Advocate Editorial Board opinion: Higher education needs support from state
By the Advocate Editorial Board
Aug. 24, 2013 at 3:24 a.m.
Higher education is an essential part of the complex process needed to create and promote economic success. Our state has developed a reputation as a business-friendly place, but our education system leaves much to be desired. This dilemma is emphasized by the state legislature's failure, once again, to pass tuition revenue bonds for institutes of higher learning across Texas.
After the state Legislature was called back for three special sessions past the regular 140-day session, it is disappointing to see this important issue was not addressed. Granted, this is not only the fault of the Legislature. Gov. Rick Perry is the one who calls special sessions and determines what topics can be addressed. According to a June 10 article from the Texas Tribune, 69 members of the state House sent Perry a letter requesting he add the bonds to the special session that began May 27. Perry's decision to not add the issue to the special sessions is disappointing, especially considering the last tuition revenue bond was passed in 2006.
This neglect of the state's institutes of higher learning is not only disappointing. It also means some schools will have to delay major projects they need to move forward and grow. Larger universities, such as the University of Texas at Austin and Texas A&M, have plenty of wealthy alumni to help fill in the gaps, but smaller schools, such as our own University of Houston-Victoria, are left hanging. UHV requested $88.15 million to expand its campus and build new buildings. Now that the tuition revenue bonds have been passed over, UHV and other schools are left to find ways to afford expansion through other means.
This disregard for the needs of higher education in Texas is short-sighted and ignorant. Gov. Perry is spending thousands, perhaps millions of dollars campaigning in other states to attract businesses to Texas, but how can we support these prospective businesses if we do not have a trained workforce? The economic implications of ignoring or postponing the needs of higher education will be overwhelmingly negative. The money spent encouraging businesses already established in other states would be better used as an investment in the next generation of Texas' workforce. When we put off and ignore the needs of higher education, we are hurting ourselves and our future.
So once again, UHV and other state schools must wait for the next legislative session to request much-needed funds for expansion and improvements. We encourage legislators to make time to consider the tuition bond revenue during the next session.
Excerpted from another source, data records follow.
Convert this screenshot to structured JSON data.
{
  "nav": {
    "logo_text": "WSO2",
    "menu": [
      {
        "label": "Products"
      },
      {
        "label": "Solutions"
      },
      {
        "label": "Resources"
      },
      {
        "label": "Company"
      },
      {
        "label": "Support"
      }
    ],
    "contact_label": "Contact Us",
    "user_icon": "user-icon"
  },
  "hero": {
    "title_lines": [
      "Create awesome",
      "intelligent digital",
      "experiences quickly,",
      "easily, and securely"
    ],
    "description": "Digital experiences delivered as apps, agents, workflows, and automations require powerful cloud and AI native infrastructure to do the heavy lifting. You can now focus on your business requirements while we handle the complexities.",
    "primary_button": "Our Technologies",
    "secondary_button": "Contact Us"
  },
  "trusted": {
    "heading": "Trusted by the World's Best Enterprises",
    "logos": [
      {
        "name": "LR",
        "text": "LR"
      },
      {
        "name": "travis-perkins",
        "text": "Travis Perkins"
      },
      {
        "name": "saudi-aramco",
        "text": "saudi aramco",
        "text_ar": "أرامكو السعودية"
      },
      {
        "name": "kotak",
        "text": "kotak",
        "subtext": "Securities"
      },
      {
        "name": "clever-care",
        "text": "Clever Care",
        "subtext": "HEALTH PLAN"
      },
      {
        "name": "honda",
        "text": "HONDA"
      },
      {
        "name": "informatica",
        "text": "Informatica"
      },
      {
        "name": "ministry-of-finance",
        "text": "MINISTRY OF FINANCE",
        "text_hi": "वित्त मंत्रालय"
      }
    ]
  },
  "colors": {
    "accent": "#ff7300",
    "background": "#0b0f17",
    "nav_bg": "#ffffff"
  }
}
Institutions across Texas have waited for seven years for our state to prove it cares about the quality of education its residents receive. The longer this important issue is ignored, the further behind we will fall.
It is time for the state of Texas to recognize higher education for the vital resource it is.
This editorial reflects the views of the Victoria Advocate's editorial board.